## Task description
Give back every entry below, exactly as written.

Website and app data records:
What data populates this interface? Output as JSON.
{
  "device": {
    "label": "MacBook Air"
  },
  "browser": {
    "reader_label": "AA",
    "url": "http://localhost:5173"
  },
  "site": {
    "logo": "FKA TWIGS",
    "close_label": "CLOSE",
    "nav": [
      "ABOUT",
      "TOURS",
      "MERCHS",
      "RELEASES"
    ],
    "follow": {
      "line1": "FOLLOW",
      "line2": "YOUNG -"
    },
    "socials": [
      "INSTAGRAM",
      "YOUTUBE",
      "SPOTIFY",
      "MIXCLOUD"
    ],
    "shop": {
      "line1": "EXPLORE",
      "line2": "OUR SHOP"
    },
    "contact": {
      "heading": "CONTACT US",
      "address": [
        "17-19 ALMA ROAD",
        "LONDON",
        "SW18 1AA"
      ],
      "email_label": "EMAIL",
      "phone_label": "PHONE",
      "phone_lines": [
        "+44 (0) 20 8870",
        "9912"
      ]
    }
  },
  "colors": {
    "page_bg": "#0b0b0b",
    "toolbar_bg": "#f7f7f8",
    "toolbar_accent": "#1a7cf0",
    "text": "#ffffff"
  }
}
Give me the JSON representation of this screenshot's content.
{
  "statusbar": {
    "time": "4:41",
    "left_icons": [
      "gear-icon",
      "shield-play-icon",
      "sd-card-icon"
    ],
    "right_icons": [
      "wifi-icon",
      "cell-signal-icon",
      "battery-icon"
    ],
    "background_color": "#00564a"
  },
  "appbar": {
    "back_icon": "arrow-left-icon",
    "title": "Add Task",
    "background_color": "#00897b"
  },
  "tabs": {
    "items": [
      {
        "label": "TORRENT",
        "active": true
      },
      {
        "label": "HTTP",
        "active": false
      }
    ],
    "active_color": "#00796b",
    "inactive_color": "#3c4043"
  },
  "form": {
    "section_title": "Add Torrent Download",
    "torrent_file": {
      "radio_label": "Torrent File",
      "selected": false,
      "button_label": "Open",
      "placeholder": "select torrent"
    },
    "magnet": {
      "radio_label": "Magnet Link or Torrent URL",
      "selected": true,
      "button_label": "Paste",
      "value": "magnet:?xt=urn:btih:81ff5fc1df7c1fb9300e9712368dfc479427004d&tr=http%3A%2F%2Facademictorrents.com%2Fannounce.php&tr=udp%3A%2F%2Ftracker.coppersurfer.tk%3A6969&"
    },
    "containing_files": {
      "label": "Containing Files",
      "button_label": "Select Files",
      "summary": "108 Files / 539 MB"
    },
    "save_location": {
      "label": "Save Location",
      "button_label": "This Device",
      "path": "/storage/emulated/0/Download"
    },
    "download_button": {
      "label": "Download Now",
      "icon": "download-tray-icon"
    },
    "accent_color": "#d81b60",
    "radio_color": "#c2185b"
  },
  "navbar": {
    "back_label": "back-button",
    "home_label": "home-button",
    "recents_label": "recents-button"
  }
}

## Solution to this exercise
What data populates this interface? Output as JSON.
{
  "device": {
    "label": "MacBook Air"
  },
  "browser": {
    "reader_label": "AA",
    "url": "http://localhost:5173"
  },
  "site": {
    "logo": "FKA TWIGS",
    "close_label": "CLOSE",
    "nav": [
      "ABOUT",
      "TOURS",
      "MERCHS",
      "RELEASES"
    ],
    "follow": {
      "line1": "FOLLOW",
      "line2": "YOUNG -"
    },
    "socials": [
      "INSTAGRAM",
      "YOUTUBE",
      "SPOTIFY",
      "MIXCLOUD"
    ],
    "shop": {
      "line1": "EXPLORE",
      "line2": "OUR SHOP"
    },
    "contact": {
      "heading": "CONTACT US",
      "address": [
        "17-19 ALMA ROAD",
        "LONDON",
        "SW18 1AA"
      ],
      "email_label": "EMAIL",
      "phone_label": "PHONE",
      "phone_lines": [
        "+44 (0) 20 8870",
        "9912"
      ]
    }
  },
  "colors": {
    "page_bg": "#0b0b0b",
    "toolbar_bg": "#f7f7f8",
    "toolbar_accent": "#1a7cf0",
    "text": "#ffffff"
  }
}
Give me the JSON representation of this screenshot's content.
{
  "statusbar": {
    "time": "4:41",
    "left_icons": [
      "gear-icon",
      "shield-play-icon",
      "sd-card-icon"
    ],
    "right_icons": [
      "wifi-icon",
      "cell-signal-icon",
      "battery-icon"
    ],
    "background_color": "#00564a"
  },
  "appbar": {
    "back_icon": "arrow-left-icon",
    "title": "Add Task",
    "background_color": "#00897b"
  },
  "tabs": {
    "items": [
      {
        "label": "TORRENT",
        "active": true
      },
      {
        "label": "HTTP",
        "active": false
      }
    ],
    "active_color": "#00796b",
    "inactive_color": "#3c4043"
  },
  "form": {
    "section_title": "Add Torrent Download",
    "torrent_file": {
      "radio_label": "Torrent File",
      "selected": false,
      "button_label": "Open",
      "placeholder": "select torrent"
    },
    "magnet": {
      "radio_label": "Magnet Link or Torrent URL",
      "selected": true,
      "button_label": "Paste",
      "value": "magnet:?xt=urn:btih:81ff5fc1df7c1fb9300e9712368dfc479427004d&tr=http%3A%2F%2Facademictorrents.com%2Fannounce.php&tr=udp%3A%2F%2Ftracker.coppersurfer.tk%3A6969&"
    },
    "containing_files": {
      "label": "Containing Files",
      "button_label": "Select Files",
      "summary": "108 Files / 539 MB"
    },
    "save_location": {
      "label": "Save Location",
      "button_label": "This Device",
      "path": "/storage/emulated/0/Download"
    },
    "download_button": {
      "label": "Download Now",
      "icon": "download-tray-icon"
    },
    "accent_color": "#d81b60",
    "radio_color": "#c2185b"
  },
  "navbar": {
    "back_label": "back-button",
    "home_label": "home-button",
    "recents_label": "recents-button"
  }
}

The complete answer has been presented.